What to work on: Report how many lines of the following entries include the string "content"; respond with the number alone.

^^^^

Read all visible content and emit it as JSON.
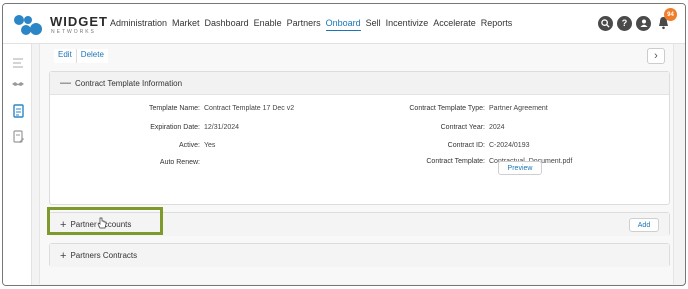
{
  "brand": {
    "name": "WIDGET",
    "subtitle": "NETWORKS"
  },
  "nav": {
    "items": [
      "Administration",
      "Market",
      "Dashboard",
      "Enable",
      "Partners",
      "Onboard",
      "Sell",
      "Incentivize",
      "Accelerate",
      "Reports"
    ],
    "active": "Onboard"
  },
  "header_icons": {
    "notification_count": "94"
  },
  "actions": {
    "edit": "Edit",
    "delete": "Delete"
  },
  "contract_section": {
    "title": "Contract Template Information",
    "left": [
      {
        "label": "Template Name:",
        "value": "Contract Template 17 Dec v2"
      },
      {
        "label": "Expiration Date:",
        "value": "12/31/2024"
      },
      {
        "label": "Active:",
        "value": "Yes"
      },
      {
        "label": "Auto Renew:",
        "value": ""
      }
    ],
    "right": [
      {
        "label": "Contract Template Type:",
        "value": "Partner Agreement"
      },
      {
        "label": "Contract Year:",
        "value": "2024"
      },
      {
        "label": "Contract ID:",
        "value": "C-2024/0193"
      },
      {
        "label": "Contract Template:",
        "value": "Contractual_Document.pdf"
      }
    ],
    "preview": "Preview"
  },
  "partner_accounts": {
    "title": "Partner Accounts",
    "add": "Add"
  },
  "partner_contracts": {
    "title": "Partners Contracts"
  },
  "colors": {
    "accent": "#1a76b8",
    "highlight": "#7f9a2c",
    "badge": "#f07d2a"
  }
}
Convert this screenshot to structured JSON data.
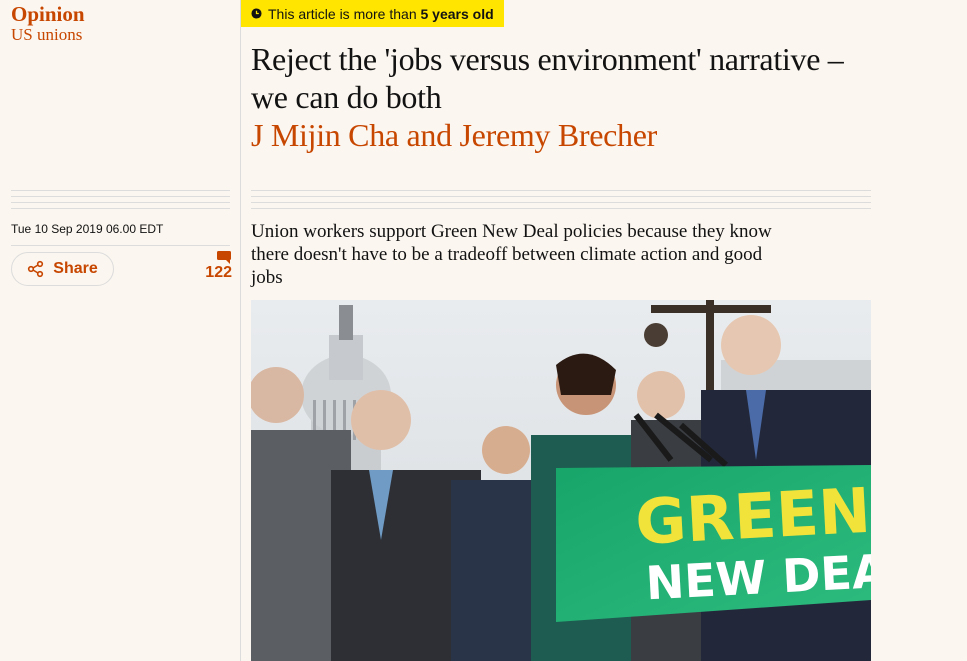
{
  "meta": {
    "section": "Opinion",
    "series": "US unions"
  },
  "age_warning": {
    "prefix": "This article is more than ",
    "emphasis": "5 years old"
  },
  "headline": "Reject the 'jobs versus environment' narrative – we can do both",
  "byline": "J Mijin Cha and Jeremy Brecher",
  "dateline": "Tue 10 Sep 2019 06.00 EDT",
  "share": {
    "label": "Share",
    "icon": "share-icon"
  },
  "comments": {
    "count": "122",
    "icon": "comment-icon"
  },
  "standfirst": "Union workers support Green New Deal policies because they know there doesn't have to be a tradeoff between climate action and good jobs",
  "photo": {
    "sign_line1": "GREEN",
    "sign_line2": "NEW DEAL"
  },
  "colors": {
    "accent": "#c74600",
    "banner": "#ffe500",
    "sign_green": "#1fb06b",
    "sign_yellow": "#f2e33b",
    "background": "#fbf6ef"
  }
}
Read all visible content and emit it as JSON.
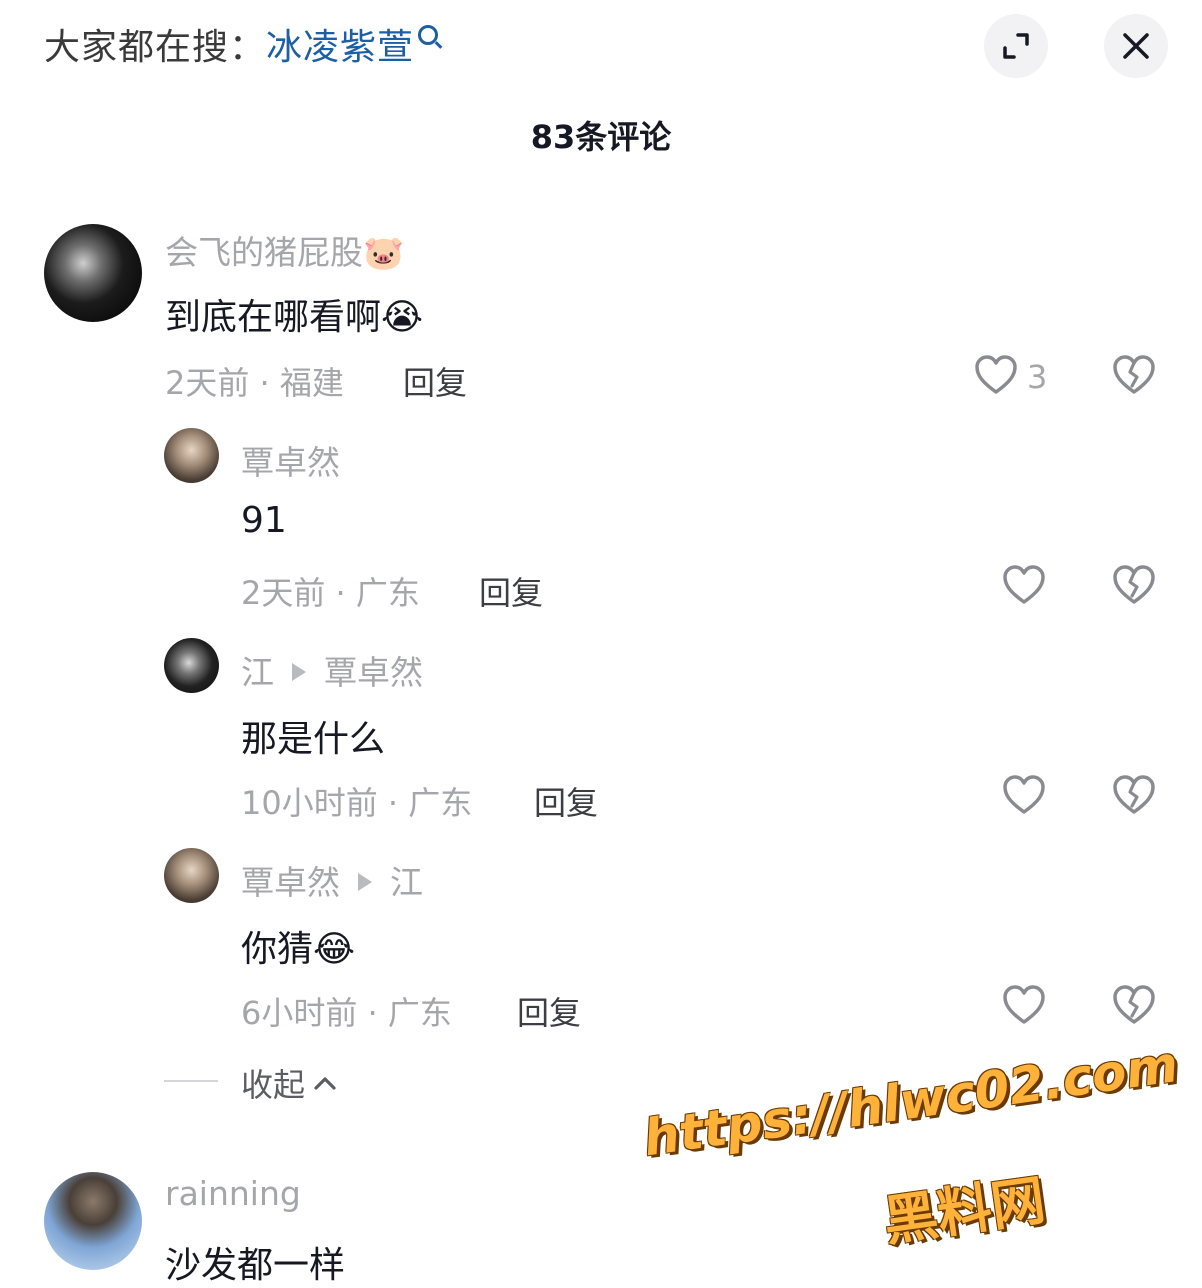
{
  "header": {
    "search_prefix": "大家都在搜：",
    "search_term": "冰凌紫萱",
    "title": "83条评论"
  },
  "comments": [
    {
      "username": "会飞的猪屁股🐷",
      "content": "到底在哪看啊😭",
      "meta": "2天前 · 福建",
      "reply_label": "回复",
      "likes": "3"
    },
    {
      "username": "覃卓然",
      "content": "91",
      "meta": "2天前 · 广东",
      "reply_label": "回复"
    },
    {
      "username": "江",
      "reply_to": "覃卓然",
      "content": "那是什么",
      "meta": "10小时前 · 广东",
      "reply_label": "回复"
    },
    {
      "username": "覃卓然",
      "reply_to": "江",
      "content": "你猜😂",
      "meta": "6小时前 · 广东",
      "reply_label": "回复"
    },
    {
      "username": "rainning",
      "content": "沙发都一样"
    }
  ],
  "collapse_label": "收起",
  "watermark": {
    "url": "https://hlwc02.com",
    "name": "黑料网"
  },
  "icons": {
    "expand": "expand-icon",
    "close": "close-icon",
    "like": "heart-icon",
    "dislike": "broken-heart-icon",
    "collapse": "chevron-up-icon"
  }
}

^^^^

Answer to this task: 7